= Required work =
Set down each line of the records once more, precisely, and omit the pictures.

** Records supplied follows **

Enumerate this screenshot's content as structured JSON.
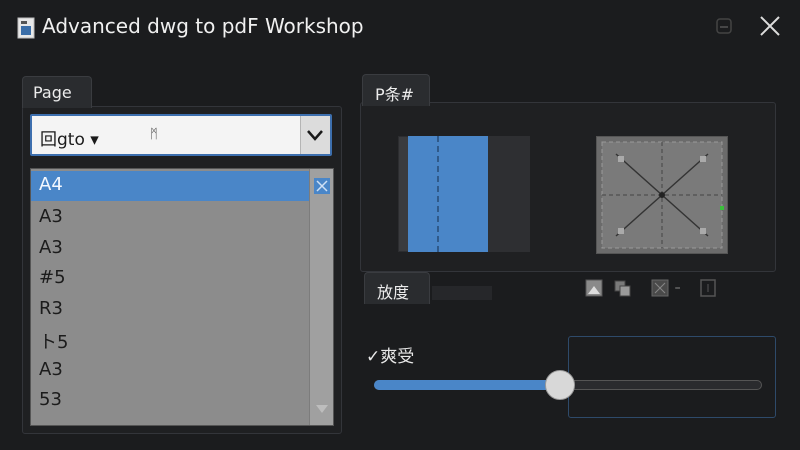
{
  "window": {
    "title": "Advanced dwg to pdF Workshop"
  },
  "page_panel": {
    "tab_label": "Page",
    "dropdown": {
      "selected": "回gto ▾",
      "extra": "ᛗ"
    },
    "size_list": [
      {
        "label": "A4",
        "selected": true
      },
      {
        "label": "A3",
        "selected": false
      },
      {
        "label": "A3",
        "selected": false
      },
      {
        "label": "#5",
        "selected": false
      },
      {
        "label": "R3",
        "selected": false
      },
      {
        "label": "ト5",
        "selected": false
      },
      {
        "label": "A3",
        "selected": false
      },
      {
        "label": "53",
        "selected": false
      }
    ]
  },
  "preview_panel": {
    "tab_label": "P条#"
  },
  "orientation_panel": {
    "tab_label": "放度"
  },
  "scale_panel": {
    "label": "✓爽受",
    "slider_value_fraction": 0.48
  },
  "icons": {
    "app": "document-icon",
    "minimize": "minimize-icon",
    "close": "close-icon",
    "dropdown_arrow": "chevron-down-icon"
  },
  "colors": {
    "accent": "#4a86c8",
    "background": "#1b1c1e"
  }
}
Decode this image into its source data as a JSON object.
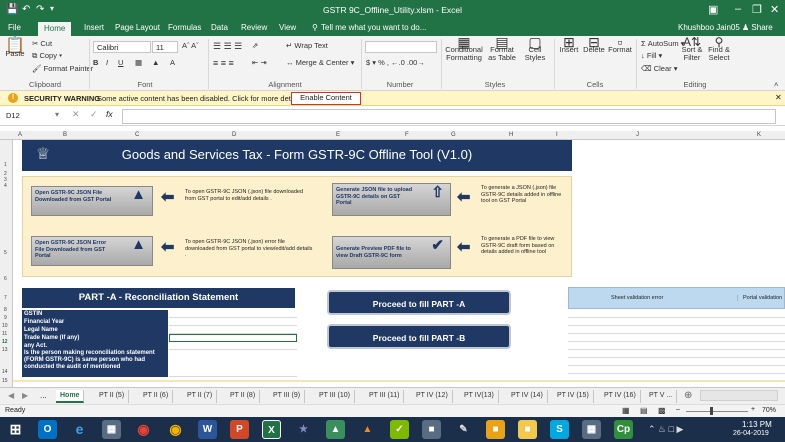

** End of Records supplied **

= Result of the task =
Enumerate this screenshot's content as structured JSON.
{
  "window": {
    "title": "Advanced dwg to pdF Workshop"
  },
  "page_panel": {
    "tab_label": "Page",
    "dropdown": {
      "selected": "回gto ▾",
      "extra": "ᛗ"
    },
    "size_list": [
      {
        "label": "A4",
        "selected": true
      },
      {
        "label": "A3",
        "selected": false
      },
      {
        "label": "A3",
        "selected": false
      },
      {
        "label": "#5",
        "selected": false
      },
      {
        "label": "R3",
        "selected": false
      },
      {
        "label": "ト5",
        "selected": false
      },
      {
        "label": "A3",
        "selected": false
      },
      {
        "label": "53",
        "selected": false
      }
    ]
  },
  "preview_panel": {
    "tab_label": "P条#"
  },
  "orientation_panel": {
    "tab_label": "放度"
  },
  "scale_panel": {
    "label": "✓爽受",
    "slider_value_fraction": 0.48
  },
  "icons": {
    "app": "document-icon",
    "minimize": "minimize-icon",
    "close": "close-icon",
    "dropdown_arrow": "chevron-down-icon"
  },
  "colors": {
    "accent": "#4a86c8",
    "background": "#1b1c1e"
  }
}
Decode this image into its source data as a JSON object.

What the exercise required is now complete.